Search Results for: uncertain

Climate Change: What’s the Worst Case?

by Judith Curry My new manuscript is now available.

Early 20th century global warming

by Judith Curry A careful look at the early 20th century global warming, which is almost as large as the warming since 1950.  Until we can explain the early 20th century warming, I have little confidence IPCC and NCA4 attribution … Continue reading

Is ocean warming accelerating faster than thought?

by Nic Lewis *** UPDATE : response to comments by Zeke Hausfather appended There are a number of statements in Cheng et al. (2019) ‘How fast are the oceans warming’, (‘the paper’) that appear to be mistaken and/or potentially misleading. … Continue reading

Hothouse Earth

by Judith Curry We need to raise the bar on how we think about the possible worst case scenario for climate change.

Committed warming and the pattern effect

By Nic Lewis A critique of the paper “Greater committed warming after accounting for the pattern effect”, by Zhou, Zelinka, Dessler and Wang.

Decision strategies for uncertain, complex situations

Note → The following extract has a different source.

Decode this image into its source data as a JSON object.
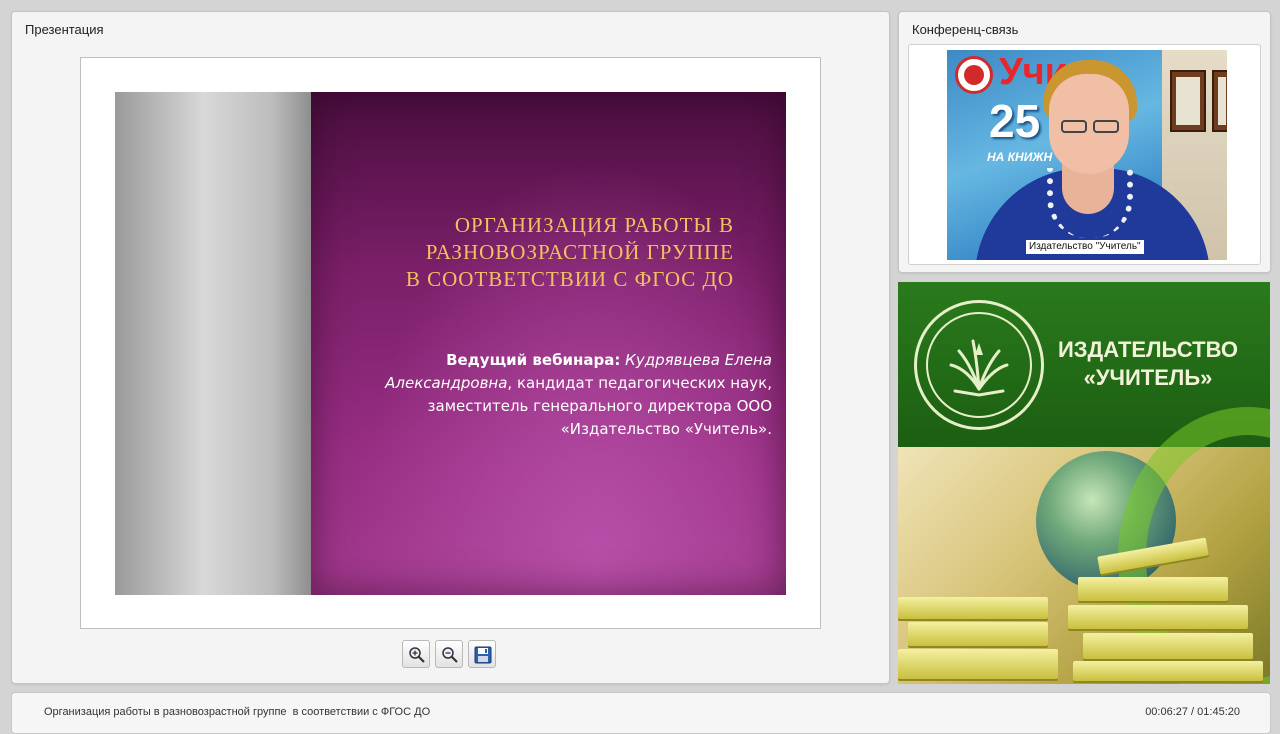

by Judith Curry How to gain clarity when making decisions in uncertain and complex situations.

The Uncertainty Monster: Lessons From Non-Orthodox Economics

by Vincent Randall A perspective on economists’ grappling with the ‘uncertainty monster.’

Hurricanes and Climate Change: Attribution

by Judith Curry Part II:  what causes variations and changes in hurricane activity?

Climate uncertainty & risk

by Judith Curry I’ve been invited to write an article on climate uncertainty and risk.

Paris Accord: QTIIPS

by Judith Curry QTIIPS stands for Quantitatively Trivial Impact + Intense Political Symbolism. – Keith Hennessey

Four questions on climate change

by Garth Paltridge An essay on the state of climate change science.

Ocean Heat Content Surprises

by Judith Curry There have several interesting papers on ocean heat content published in recent weeks, with some very important implications.

Sea level rise: what’s the worst case?

by Judith Curry Draft of article to be submitted for journal publication.

A philospher’s reflections on AGW denial

by Dr. Paul Viminitz Of the things I care most about, AGW is near the bottom. But because, as George W. Bush put it, either you’re with us or you’re against them, I think I’d rather be interestingly wrong than … Continue reading

Beyond ENSO: new signals of seasonal to interannual predictability

by Judith Curry My new talk on improving seasonal to interannual climate predictions.

A major problem with the Resplandy et al. ocean heat uptake paper

by Nic Lewis Obviously doubtful claims about new research regarding ocean content reveal how unquestioning Nature, climate scientists and the MSM are.

Rethinking the Social Cost of Carbon

by Judith Curry The Social Cost of Carbon is emerging as a major source of contention in the Trump Administration.

The politics of knowledge

by Judith Curry One needs to ask good questions about whose claims to trust and why. – Sheila Jasanoff

Assessment of Approaches to Updating the Social Cost of Carbon

by Judith Curry Some new analyses are shedding some light on deficiencies in the approach to estimate the social cost of carbon.

Sea level rise acceleration (or not): Part VI. Projections for the 21st century

by Judith Curry The concern about sea level rise is driven primarily by projections of future sea level rise.

Week in review – science edition

by Judith Curry A few things that caught my eye this past week.

Week in review – science edition

by Judith Curry A few things that caught my eye this past week.

A veneer of certainty stoking climate alarm

by Judith Curry In private, climate scientists are much less certain than they tell the public. – Rupert Darwall

Uncertainties in sea surface temperatures

by Judith Curry Two new papers have focused on the quality, uncertainties and  interpretation of global sea surface temperature data.

Warming patterns are unlikely to explain low historical estimates of climate sensitivity

By Nic Lewis A critique of of a new paper by Andrews  et al., Accounting for changing temperature patterns increases historical estimates of climate sensitivity.